Study/Meditation:  Why is it so important for us today to understand the timing of Abraham’s justification, even if we are not of Jewish descent?  What comfort does it offer you?

*Father, thank You that justification is entirely by You and from You.  Help me to be obedient to Your will in the face of this great gift.  Amen.

Focal Passage:  Romans 4:1-12

Romans 4:9a “Is this blessing then only for the circumcised, or also for the uncircumcised?”

All believers are called to be theologians, at least in the sense that we understand some biblical terms and concepts and how they relate to Christ and our salvation.  Paul knows this and he is determined that we understand, along with his Roman audience, exactly what “justification” means.  It’s also important that we see the correlation between what God commanded in the Old Testament and what He commands in the New Testament.  Without a clear understanding, we, like Paul’s readers, could become quite confused, especially in terms of things like “justification.”  Since circumcision was commanded in Genesis 17 in order to be of God’s people, then a logical question would be to ask the one Paul poses in verse 9:  Is justification and the imputation of Christ’s righteousness only for the circumcised?  In other words, is salvation for the Gentiles as well as the Jews?
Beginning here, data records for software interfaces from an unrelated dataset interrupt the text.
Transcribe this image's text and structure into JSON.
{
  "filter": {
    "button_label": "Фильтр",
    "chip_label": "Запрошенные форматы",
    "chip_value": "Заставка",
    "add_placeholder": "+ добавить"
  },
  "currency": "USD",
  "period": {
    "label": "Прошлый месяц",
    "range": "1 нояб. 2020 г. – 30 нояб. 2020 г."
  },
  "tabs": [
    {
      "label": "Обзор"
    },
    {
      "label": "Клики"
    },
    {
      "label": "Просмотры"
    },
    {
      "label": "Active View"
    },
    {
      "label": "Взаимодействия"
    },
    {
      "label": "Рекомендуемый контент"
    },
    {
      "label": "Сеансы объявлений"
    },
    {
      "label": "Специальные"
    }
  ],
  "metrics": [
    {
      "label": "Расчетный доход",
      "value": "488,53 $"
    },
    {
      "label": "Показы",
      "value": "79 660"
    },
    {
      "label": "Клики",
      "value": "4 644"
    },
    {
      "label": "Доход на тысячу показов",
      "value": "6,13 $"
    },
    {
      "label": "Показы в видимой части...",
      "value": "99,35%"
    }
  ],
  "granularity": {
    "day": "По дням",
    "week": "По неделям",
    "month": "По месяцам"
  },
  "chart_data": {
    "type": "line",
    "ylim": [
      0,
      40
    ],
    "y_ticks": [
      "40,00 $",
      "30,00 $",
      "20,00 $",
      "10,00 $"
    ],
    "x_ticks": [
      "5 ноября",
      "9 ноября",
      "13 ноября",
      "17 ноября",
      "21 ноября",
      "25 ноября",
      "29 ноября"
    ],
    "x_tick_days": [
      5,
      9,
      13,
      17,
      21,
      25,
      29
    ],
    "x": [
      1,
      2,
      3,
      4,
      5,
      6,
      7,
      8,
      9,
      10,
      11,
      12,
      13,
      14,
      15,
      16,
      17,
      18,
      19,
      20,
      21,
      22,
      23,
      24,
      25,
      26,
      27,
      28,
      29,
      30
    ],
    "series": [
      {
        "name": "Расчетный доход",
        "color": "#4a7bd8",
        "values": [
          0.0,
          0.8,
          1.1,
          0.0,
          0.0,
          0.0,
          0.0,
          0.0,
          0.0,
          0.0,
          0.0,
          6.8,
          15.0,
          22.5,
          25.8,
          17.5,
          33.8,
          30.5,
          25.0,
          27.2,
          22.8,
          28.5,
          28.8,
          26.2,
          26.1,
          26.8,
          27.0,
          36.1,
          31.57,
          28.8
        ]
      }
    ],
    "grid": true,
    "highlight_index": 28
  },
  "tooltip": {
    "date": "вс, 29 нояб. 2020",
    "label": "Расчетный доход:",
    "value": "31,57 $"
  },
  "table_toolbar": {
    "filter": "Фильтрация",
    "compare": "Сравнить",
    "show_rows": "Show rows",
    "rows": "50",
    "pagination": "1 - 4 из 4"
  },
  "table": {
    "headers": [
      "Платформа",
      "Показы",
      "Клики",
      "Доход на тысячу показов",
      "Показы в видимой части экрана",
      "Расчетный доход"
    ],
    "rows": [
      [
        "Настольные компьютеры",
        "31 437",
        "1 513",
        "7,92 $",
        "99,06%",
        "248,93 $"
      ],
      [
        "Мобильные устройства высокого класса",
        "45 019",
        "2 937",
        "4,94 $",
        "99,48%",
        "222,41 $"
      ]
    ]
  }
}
Additionally, the question Paul poses sets up others:  Is there anything else needed besides Christ’s work for salvation?  Some today would add baptism or the sacraments or some mystic experience to the list.  Here, they were adding circumcision.  Paul wants the point to be crystal clear on the definition of “justification”—it is by grace alone through faith alone.  He will continue to make this point in the next few verses.

Study/Meditation:  Where do you see some churches today attempting to add something other than faith in the work of Christ to salvation?  How does doing this negate the real meaning of “justification”?

*Father, forgive me of the times I attempt to add anything to Your Son’s saving work on the cross.  It is only through the grace in this work that I receive salvation.  Thank You.  Amen.

Focal Passage:  Romans 4:1-12

Romans 4:6-8 “Just as David also speaks of the blessing of the one to whom God counts righteousness apart from works:  ‘Blessed are those whose lawless deeds are forgiven, and whose sins are covered; blessed is the man against whom the Lord will not count his sin.’”

Just as Paul went to Genesis 15:6 in verses 2 and 3 of this chapter, now he points our attention to Psalm 32 and the words of David in verses 6-8.  Again, he is directing his very Jewish audience back to the fact that not only did Abraham understand and believe in salvation by grace through faith, but David also understood and believed that man was saved only by God’s grace and that received through faith.  Paul even goes to David’s own words which declare that it is man’s “lawless deeds” that are forgiven and covered.  David said that a man is blessed when God doesn’t count his sins against him, even when this man is lawless.  David does not point to a man’s works making him righteous.  He points to God’s grace that covers the sinful man’s sins.  It is only by grace, God’s amazing grace, that our sins are covered and not counted against us. This is the grace upon which we believe—and we rejoice.

Study/Meditation:  Why do you think Paul referenced Abraham and David in these verses?  How is that also meaningful for you today?

*Father, thank You for Your amazing grace that covers over my sin.  You are great and awesome!  Amen.